University of Connecticut Law School Dedication, May 1, 1964

the story of the university’s school of law




The dedication of the University of Connecticut’s new School of Law Building is, in a sense, a tribute to the people of Greater Hartford. The interest and support of the citizens of this area brought the School into being and sustained it during its early years and has continued on since it became part of the State University. 

            George W. Lillard, a Hartford businessman and lawyer, founded the school in 1921 for the training of young men in the insurance business who sought legal knowledge to help them in their work or to groom them for their own law practice. The first class of 50, including seven women, met in a rented room at 94 Allyn St. at the corner of Allyn and Ann Sts.

            Initially, classes were held five evenings a week, taught by prominent Hartford lawyers. The full course study took three school years of about eight months each. Applicants for admission were required to furnish satisfactory proof of a high school education or equivalent. 

            In 1923, the Hartford College of Law, as it was named, moved its quarters to rented rooms in the old Hartford-Connecticut Trust Co. building at the corner of Main and Pearl Sts. In June of the following year the College graduated its first class of students. Noting that the class had dwindled from 50 to six, the administration concluded that the volume of work necessary for graduation required more than three years’ work for most students and consequently changed the curriculum to cover four eight-month years. 

            The subsequent years brought about increased enrollments, expansion, and two more moves. In 1926, quarters were moved to 51 Chapel St. and later in 1931 to 44 Niles St. 1931 also found the College preparing to meet the standards for membership in the American Bar Association. Entrance requirements had to be changed; applicants had to have completed at least one-half the work acceptable for a bachelor’s degree. The library had to be increased to no fewer than 7,500 volumes.

            Also, it was necessary for the school to cease existing as a private corporation. The owners, Mr. and Mrs. Lillard, transferred their stock to a newly created board of trustees. In September 1933, the board appointed Thomas A. Larremore, formerly a law professor at Washburn College in Kansas, as the College’s first full-time Dean. Shortly thereafter, the College received the American Bar Assn.’s approval.

            With accreditation by the American Bar Assn., the College became a truly professional school. Until that time, graduates simply received a certificate of law study and could not take the examinations for entrance to the Bar. Upon accreditation, the College could award a degree of law which would admit a graduate to the Bar examinations in most states.

            In the fall of 1935, several impressive appointments to the teaching staff were made. William F. Starr, formerly a Sterling Fellow at Yale Law School, was appointed a full-time instructor. (Professor Starr retired in 1962, becoming the first Professor Emeritus of Law of the University of Connecticut.) George Lillard, founder and former trustee, began his first year as a full-time instructor. Appointed as part-time instructors were Judge Thomas J. Malloy of the Common Pleas Court, and Saul Berman, Referee in Bankruptcy.
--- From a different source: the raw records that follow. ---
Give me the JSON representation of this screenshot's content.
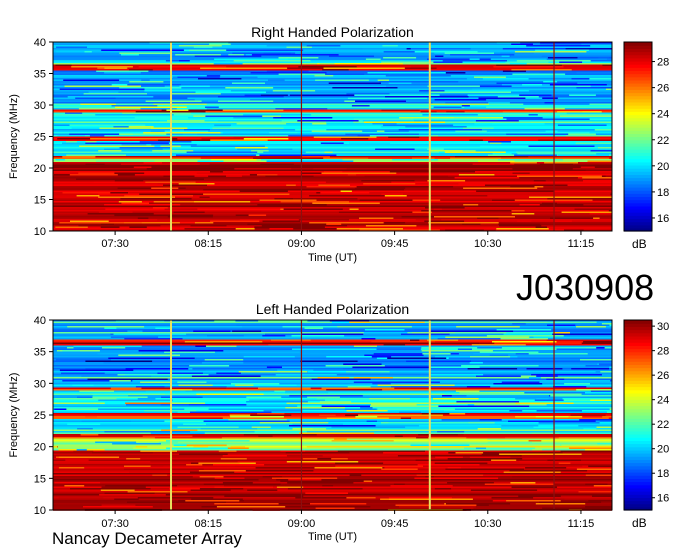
{
  "figure": {
    "code": "J030908",
    "footer": "Nancay Decameter Array"
  },
  "chart_data": [
    {
      "type": "heatmap",
      "title": "Right Handed Polarization",
      "xlabel": "Time (UT)",
      "ylabel": "Frequency (MHz)",
      "x_ticks": [
        "07:30",
        "08:15",
        "09:00",
        "09:45",
        "10:30",
        "11:15"
      ],
      "y_ticks": [
        10,
        15,
        20,
        25,
        30,
        35,
        40
      ],
      "ylim": [
        10,
        40
      ],
      "colorbar": {
        "unit": "dB",
        "ticks": [
          16,
          18,
          20,
          22,
          24,
          26,
          28
        ],
        "range": [
          15,
          29.5
        ]
      },
      "colormap": "jet",
      "bright_bands_MHz": [
        [
          10,
          21
        ],
        [
          21.5,
          22
        ],
        [
          24.5,
          25
        ],
        [
          29,
          29.5
        ],
        [
          35.5,
          36.5
        ]
      ],
      "vertical_lines_time": [
        "07:57",
        "09:00",
        "10:02",
        "11:02"
      ]
    },
    {
      "type": "heatmap",
      "title": "Left Handed Polarization",
      "xlabel": "Time (UT)",
      "ylabel": "Frequency (MHz)",
      "x_ticks": [
        "07:30",
        "08:15",
        "09:00",
        "09:45",
        "10:30",
        "11:15"
      ],
      "y_ticks": [
        10,
        15,
        20,
        25,
        30,
        35,
        40
      ],
      "ylim": [
        10,
        40
      ],
      "colorbar": {
        "unit": "dB",
        "ticks": [
          16,
          18,
          20,
          22,
          24,
          26,
          28,
          30
        ],
        "range": [
          15,
          30.5
        ]
      },
      "colormap": "jet",
      "bright_bands_MHz": [
        [
          10,
          19.5
        ],
        [
          21.5,
          22
        ],
        [
          24.5,
          25.5
        ],
        [
          29,
          29.5
        ],
        [
          36,
          37
        ]
      ],
      "vertical_lines_time": [
        "07:57",
        "09:00",
        "10:02",
        "11:02"
      ]
    }
  ]
}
            The day division program was established in 1935, and during the following year a department of insurance was created. This department was separated from the College of Law in 1939 and became the College of Insurance. In 1937, the College of Law received accreditation from the Association of American Law Schools.

            Increased enrollment and staff resulting from the new day division and College of Insurance meant crowded quarters at 44 Niles St. In 1940, the administration announced plans to raise funds to purchase the Jacobus estate at 39 Woodland St. Six Hartford insurance companies contributed $25,000 to meet the price of the property. The beginning of the 1940-41 academic year found the Colleges in their new building.

            During most of the World War II period, only evening classes were conducted by a faculty of two.

            On June 1, 1943, the College of Law became the School of Law as part of the University of Connecticut. Serving as Acting Dean was Laurence J. Ackerman, Dean of the University’s School of Business Administration. In February 1946, the day program re-opened with a new Dean of the Law School, Dr. Bert E. Hopkins, formerly professor of law at Indiana University. The School organized an accelerated program for the returning veterans, an uninterrupted course of study from February 1946 to September 1946.      

            Until 1956, the faculty remained at five members including the Dean. At that time additions were made to the faculty and the staff continues to increase to keep pace with increased enrollments. Next year the School will have 14 faculty members, a librarian, and the Dean and Assistant Dean.

            Enlargement of the faculty has also been required as a result of enrichment of the course program, which has necessarily expanded to parallel the increase in the areas of law which must be included in a proper  program of law study. There are now 294 students in the School of Law; 281 of these people are Connecticut residents.

            The continuing growth of the School has naturally led to the need for a new building. The enlarged and modern facilities will not only permit increased enrollment and better accommodations for faculty and classes, but also provide offices for the Student Bar Association; adequate quarters for the student publication, the LAW REVIEW; a commons room and snack bar; and offices for visiting dignitaries. The present library of 38,000 volumes can be bolstered to 75,000 volumes in the space available in the new library.

             The University of Connecticut School of Law has become an important contributor of knowledge and professionally-trained people to the legal world of the State. The citizens of Connecticut can be proud of their part in the development of the School.